There are a variety of approaches to doing that, all of which work by different “rules” for modifying your withdrawals. You can find columns about some of these approaches on the website. You can also read the original papers in sources like the Journal of Financial Planning. Backtesting with different portfolios indicates that withdrawal rates can be as high as 6 percent if some restrictive rules are followed.

6. You mention in the book that diversifying your portfolio is generally a bad idea but Asset Builder does that doesn’t it? Can you explain why the book says one thing and the AssetBuilder says another? Or have I misunderstood something?

I think you have forgotten the context. In the book we discussed diversification in the context of incorporating your human capital into your planning. At AssetBuilder we design portfolios with a range of expected returns and risks, hoping to provide the highest possible return for any given level of risk. That’s what we mean when we talk about being “risk efficient.”

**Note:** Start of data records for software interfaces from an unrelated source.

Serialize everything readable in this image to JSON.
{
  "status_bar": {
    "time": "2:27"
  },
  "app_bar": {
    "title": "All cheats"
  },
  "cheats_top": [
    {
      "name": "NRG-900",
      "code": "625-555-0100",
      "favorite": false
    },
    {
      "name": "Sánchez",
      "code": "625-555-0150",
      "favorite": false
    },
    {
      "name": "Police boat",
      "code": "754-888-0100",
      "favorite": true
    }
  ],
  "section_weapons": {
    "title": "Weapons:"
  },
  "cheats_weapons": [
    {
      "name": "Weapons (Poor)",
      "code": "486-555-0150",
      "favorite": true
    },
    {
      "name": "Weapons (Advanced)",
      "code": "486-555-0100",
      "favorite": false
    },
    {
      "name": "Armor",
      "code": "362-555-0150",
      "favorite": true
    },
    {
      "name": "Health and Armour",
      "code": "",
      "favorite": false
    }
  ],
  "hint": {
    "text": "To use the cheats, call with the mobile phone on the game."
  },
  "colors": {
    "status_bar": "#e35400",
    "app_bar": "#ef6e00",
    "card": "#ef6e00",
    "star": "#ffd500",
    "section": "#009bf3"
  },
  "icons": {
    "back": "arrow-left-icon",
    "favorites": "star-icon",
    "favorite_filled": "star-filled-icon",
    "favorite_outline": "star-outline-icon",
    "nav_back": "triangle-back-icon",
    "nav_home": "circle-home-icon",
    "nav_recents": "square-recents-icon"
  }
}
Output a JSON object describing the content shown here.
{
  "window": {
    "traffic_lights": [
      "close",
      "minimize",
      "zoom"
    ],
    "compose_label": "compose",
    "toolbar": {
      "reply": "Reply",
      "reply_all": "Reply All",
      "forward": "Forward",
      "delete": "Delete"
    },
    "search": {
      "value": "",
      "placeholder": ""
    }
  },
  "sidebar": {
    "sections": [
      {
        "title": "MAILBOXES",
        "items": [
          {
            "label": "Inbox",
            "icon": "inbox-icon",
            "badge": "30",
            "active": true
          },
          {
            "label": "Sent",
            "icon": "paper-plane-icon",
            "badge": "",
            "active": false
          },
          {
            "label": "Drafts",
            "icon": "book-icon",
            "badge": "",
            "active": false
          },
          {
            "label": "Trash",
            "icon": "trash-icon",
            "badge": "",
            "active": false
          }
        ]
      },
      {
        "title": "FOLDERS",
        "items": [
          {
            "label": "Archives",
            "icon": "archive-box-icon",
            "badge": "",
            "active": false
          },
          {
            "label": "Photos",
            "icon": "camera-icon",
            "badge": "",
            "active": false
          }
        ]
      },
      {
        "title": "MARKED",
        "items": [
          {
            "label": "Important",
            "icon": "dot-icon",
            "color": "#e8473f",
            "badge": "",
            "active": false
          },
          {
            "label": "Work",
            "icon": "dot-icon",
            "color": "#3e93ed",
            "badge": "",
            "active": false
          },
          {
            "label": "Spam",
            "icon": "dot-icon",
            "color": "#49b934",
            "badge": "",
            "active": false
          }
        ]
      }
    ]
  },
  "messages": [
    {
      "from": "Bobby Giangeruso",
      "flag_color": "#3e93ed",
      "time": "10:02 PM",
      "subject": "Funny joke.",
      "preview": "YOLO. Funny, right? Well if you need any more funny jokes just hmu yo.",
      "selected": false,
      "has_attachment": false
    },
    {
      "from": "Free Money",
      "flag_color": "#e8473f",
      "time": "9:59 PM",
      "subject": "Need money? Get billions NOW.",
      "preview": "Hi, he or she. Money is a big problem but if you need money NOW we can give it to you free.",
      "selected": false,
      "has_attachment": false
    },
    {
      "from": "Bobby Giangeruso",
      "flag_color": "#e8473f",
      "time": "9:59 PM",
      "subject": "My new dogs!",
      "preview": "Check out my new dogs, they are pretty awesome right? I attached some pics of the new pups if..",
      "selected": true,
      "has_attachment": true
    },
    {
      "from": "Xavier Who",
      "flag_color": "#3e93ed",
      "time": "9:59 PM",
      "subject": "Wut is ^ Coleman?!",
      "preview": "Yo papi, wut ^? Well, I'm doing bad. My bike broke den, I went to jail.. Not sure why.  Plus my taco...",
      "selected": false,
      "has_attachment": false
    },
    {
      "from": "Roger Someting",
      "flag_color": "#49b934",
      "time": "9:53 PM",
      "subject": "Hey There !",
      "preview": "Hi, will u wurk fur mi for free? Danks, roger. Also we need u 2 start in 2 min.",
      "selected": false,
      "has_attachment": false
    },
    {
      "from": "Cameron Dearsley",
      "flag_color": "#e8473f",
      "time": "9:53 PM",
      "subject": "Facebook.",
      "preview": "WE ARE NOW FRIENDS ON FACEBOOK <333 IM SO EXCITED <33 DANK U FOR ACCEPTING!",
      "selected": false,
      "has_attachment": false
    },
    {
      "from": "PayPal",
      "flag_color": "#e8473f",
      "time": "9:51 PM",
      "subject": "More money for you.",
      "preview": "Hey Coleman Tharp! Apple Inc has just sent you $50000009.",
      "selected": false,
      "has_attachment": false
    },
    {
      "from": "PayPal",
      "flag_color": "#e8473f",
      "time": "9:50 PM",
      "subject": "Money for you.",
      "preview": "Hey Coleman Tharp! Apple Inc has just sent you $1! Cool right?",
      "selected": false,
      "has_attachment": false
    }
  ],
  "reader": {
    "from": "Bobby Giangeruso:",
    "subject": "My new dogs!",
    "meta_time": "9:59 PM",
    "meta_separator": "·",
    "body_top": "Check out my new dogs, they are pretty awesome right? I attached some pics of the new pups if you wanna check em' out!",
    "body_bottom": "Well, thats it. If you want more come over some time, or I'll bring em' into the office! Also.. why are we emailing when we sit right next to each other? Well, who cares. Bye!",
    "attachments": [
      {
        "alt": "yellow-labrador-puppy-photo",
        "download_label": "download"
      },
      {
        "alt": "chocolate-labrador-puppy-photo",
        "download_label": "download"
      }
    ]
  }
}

7. I have seen the charts on the web site and I note that none of them made a loss during the 2000-2033 stock market slump. I know these are back-tested results  and some funds have been adjusted back to 2000, but how much confidence is there that this is what would have happened to a real portfolio?

You can be very confident that those are the results that a real portfolio would have had during that specific period of time. That should not be interpreted, however, as a guarantee against losses in any future period. To us, the issue is providing the highest return at the least risk— maximizing the odds that loss periods will be limited.

8. You’ve written a report with Brook Hamilton called “Reinventing Retirement Income in America”. In it you proposed a new 401(k) plan called  the American Freedom 401(k) and then go on to list many of the attributes that should be in that plan. It seems a good idea. How far along has this progressed and is it something you will be adding to AssetBuilder to expand it’s reach into the employee 401(k) business? It seems to me from my readings that this area is still lacking the attention it deserves – getting employees to maximize their employee 401(k)’s or even to contribute in the first place.

Many of the recommendations in that study are becoming standard in company plans, particularly automatic enrollment. In addition, new legislation will force providing more information on costs and the mutual fund companies are clearly reducing expense ratios, at least for companies with large asset accumulations.

I’ve not added any comments to the answers given by Scott. Some of his answers have generated several more questions in my mind. But for now I do appreciate the time and effort Scott took to respond to them.

Part II will follow in a few days.

Leave a Reply

CommentLuv badge